The Marshall Islands NDC Partnership Plan identifies six priority areas: mitigation of greenhouse gas emissions and a reduced dependence on fossil fuels; adaptation and resilience against the effects of a changing climate; fully integrating gender and human rights measures throughout the country’s response to climate change; capacity building so all Marshallese women, men and youth can contribute to the country’s NDC; coordinated climate policy, finance and data to ensure a whole-of-government and whole-of-society response to climate change; and global leadership and ambition.
At the Partnership Dialogue, national and global partners began mapping available programs and resources to help the country meet the activities it outlined to achieve results in these priority areas. These discussions will continue over the next several months, and there will be need for additional partners to respond to the country’s needs. The Marshall Islands NDC Partnership Plan is a living document and will continue to be reviewed and updated when and where necessary in collaboration with partners.
“If we fail in tackling climate change for the Marshall Islands, if we lose our way, we will have lost the fight,” said NDC Partnership Support Unit Global Director Pablo Vieira at the Partnership Dialogue. “Members of the NDC Partnership and others want to respond to the needs identified by the government to make sure that does not happen.”
“It is noteworthy that a country that only emits .00001% of global greenhouse gases still proposes to take ambitious mitigation actions,” he added. “The Marshall Islands continues to be one of the most vocal and recognized voices on the urgent need to combat climate change, because there is so much at stake. The very future of these island communities depends on whether or not countries take their commitments to the Paris Agreement seriously.”
The Marshall Islands NDC commits the country to reducing emissions by 32 percent by 2025 (from 2010 levels). President Heine also confirmed the Marshall Islands will finalize a long-term 2050 Strategy to reach net zero emissions and boost climate resilience by August with a view to launching it in September of this year – making it one of the first countries in the world to anchor its short-term NDC implementation under the framework of a longer-term 2050 Strategy. Through its convening of the High Ambition Coalition, the Marshall Islands has been encouraging other countries to urgently increase global ambition by 2020 and to adopt 2050 Strategies consistent with the goals of the Paris Agreement, including by charting a course to net zero emissions.
“It is the first time we will see a country’s climate strategy to 2050 that describes so well the immediate steps that are needed to put the economy on the path to decarbonization and climate resilience. There is always a risk of developing such a long-term vision independently from ongoing policy and decision-making processes. Instead, the Marshall Islands has decided to integrate the challenges of the next generation into today’s decisions,” said Richard Baron, Executive Director of the 2050 Pathways Platform. “This approach, replicated by other larger emitters, will allow us to meet the climate goals of the Paris Agreement.”

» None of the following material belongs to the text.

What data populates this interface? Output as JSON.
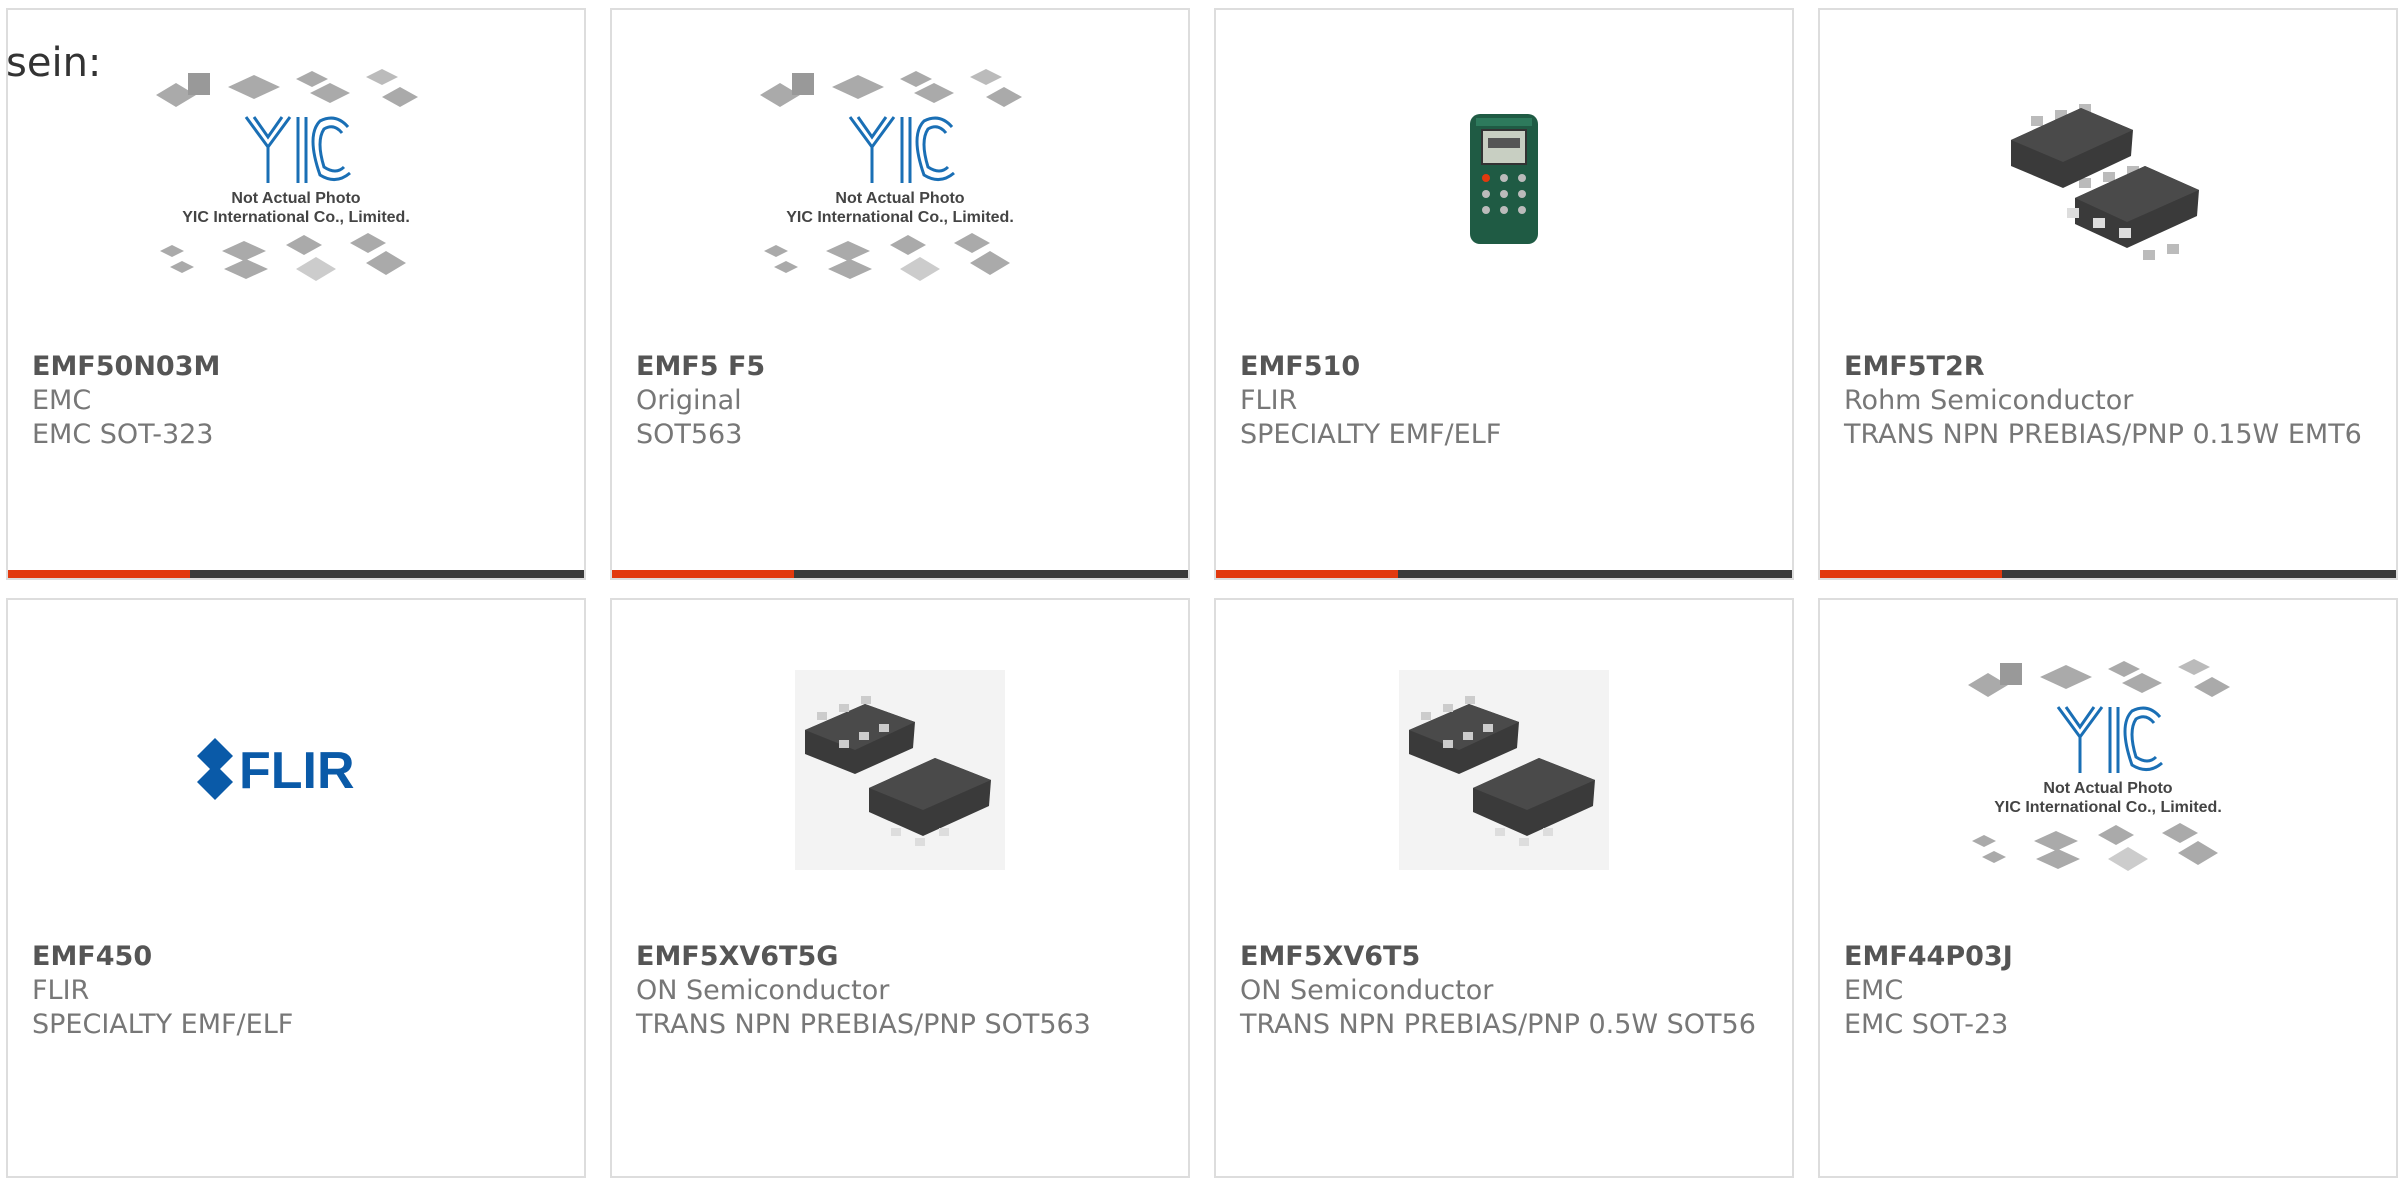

The Republic of Marshall Islands was one of the first countries to join the NDC Partnership and is currently the developing island nation representative on its Steering Committee. The NDC Partnership has grown to include 77 countries, 18 international institutions and four Associate Members. The Partnership is supporting more than 30 developing countries to enhance and implement their NDCs through technical assistance; capacity building; knowledge sharing and by facilitating access to finance. Members give specific support to strengthen policy frameworks; mainstream climate actions into national, sectoral and sub-national plans; develop budgeting and investment plans; share knowledge and resources and build more robust monitoring and reporting systems in line with country-driven requests.